In most cases, content that clearly violates Youtube’s terms of service is not taken down unless an uproar calls for action. In the case of Dawson, the video wasn’t even taken down by Youtube—Dawson took down the videos only after social activist YouTuber Chescaleigh brought attention to their racist undertones. Pepper’s prank video was taken down only after a series of YouTubers signed an open letter condemning him for acts of blatant sexual assault.

Even in cases when someone tries to bring attention to potentially harmful material, die-hard fans of YouTubers flock to protect the content-creators. In the case of Chescaleigh reporting Dawson’s “13 & Pregnant,” Dawson’s fans assimilated and deplored Chescaleigh for using reverse racism to get a video she didn’t like removed, generally bombarding her Youtube videos with hateful and slur-filled comments.

The videos themselves are offensive enough; their impact is even more daunting. Before removal, Dawson’s video had garnered over nine million views. Pepper’s display of sexual assault racked up one million views in under a day.

According to Youtube’s information page, “Youtube provides a forum for people to connect, inform, and inspire others across the globe and acts as a distribution platform for original content creators and advertisers large and small.” Youtube is built on the exchange of ideas and tasteful humor, not potentially violence-inciting, intentionally hate-filled and downright disgusting exhibitions crafted to get a shock response. Youtube is meant to inform, not to sensationalize. It’s not okay use hate speech in real life, so it shouldn’t be allowed just because the internet provides a more anonymous form of communication.

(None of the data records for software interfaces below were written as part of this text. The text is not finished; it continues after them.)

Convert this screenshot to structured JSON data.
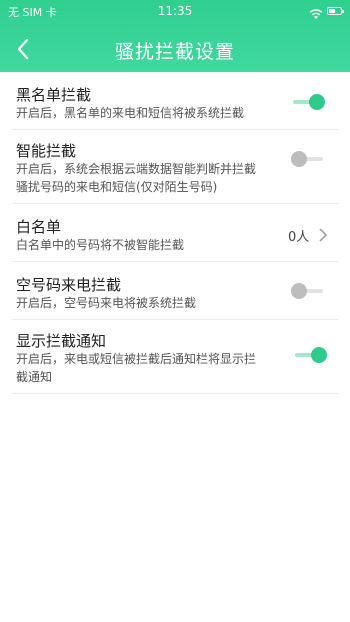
{
  "status_bar": {
    "carrier": "无 SIM 卡",
    "time": "11:35",
    "wifi_icon": "wifi-icon",
    "battery_icon": "battery-icon"
  },
  "nav": {
    "back_icon": "chevron-left-icon",
    "title": "骚扰拦截设置"
  },
  "settings": {
    "blacklist": {
      "title": "黑名单拦截",
      "subtitle": "开启后，黑名单的来电和短信将被系统拦截",
      "enabled": true
    },
    "smart": {
      "title": "智能拦截",
      "subtitle_line1": "开启后，系统会根据云端数据智能判断并拦截",
      "subtitle_line2": "骚扰号码的来电和短信(仅对陌生号码)",
      "enabled": false
    },
    "whitelist": {
      "title": "白名单",
      "subtitle": "白名单中的号码将不被智能拦截",
      "count": "0人"
    },
    "empty_number": {
      "title": "空号码来电拦截",
      "subtitle": "开启后，空号码来电将被系统拦截",
      "enabled": false
    },
    "notify": {
      "title": "显示拦截通知",
      "subtitle_line1": "开启后，来电或短信被拦截后通知栏将显示拦",
      "subtitle_line2": "截通知",
      "enabled": true
    }
  },
  "colors": {
    "accent": "#2ecb8d",
    "header": "#36d396"
  }
}
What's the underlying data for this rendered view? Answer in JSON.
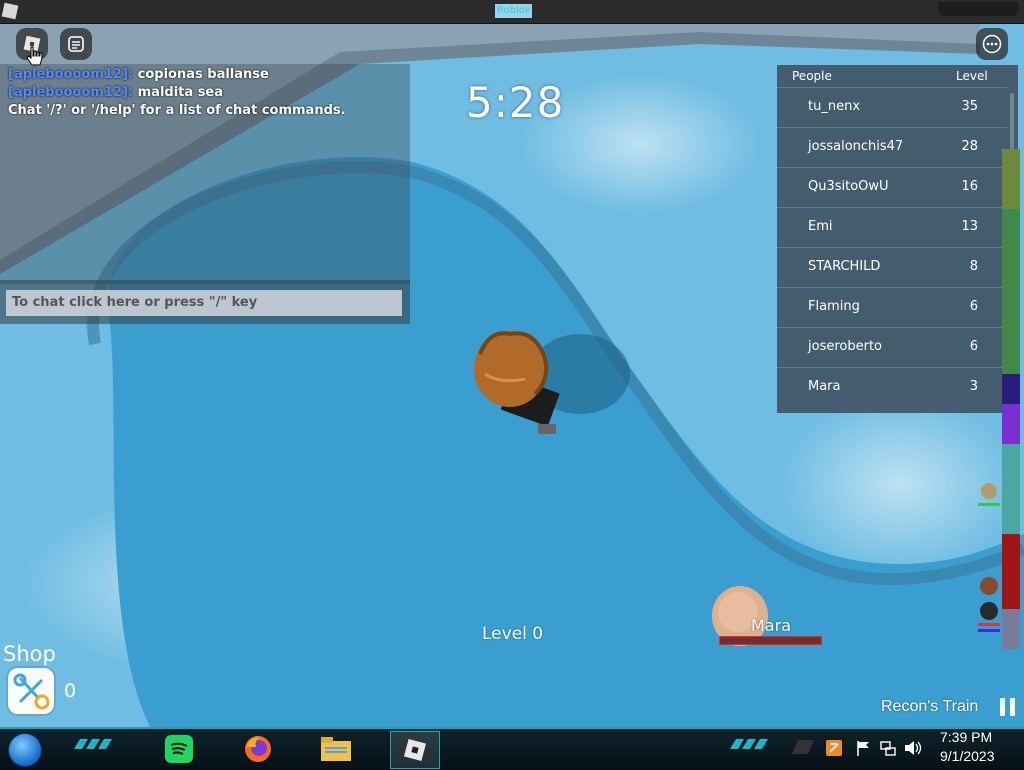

Consumers should be active in reporting harmful content. Rather than protecting content-creators simply because of some intangible allegiance, viewers should push creators to make media that can be enjoyed by all viewers. Pepper and Dawson are examples of the good that may come from viewers being active in their viewership, but significantly more disturbing content still floats around on the video sharing platform. The only way for Youtube and its members to grow is to cleanse the platform of its caustic parts.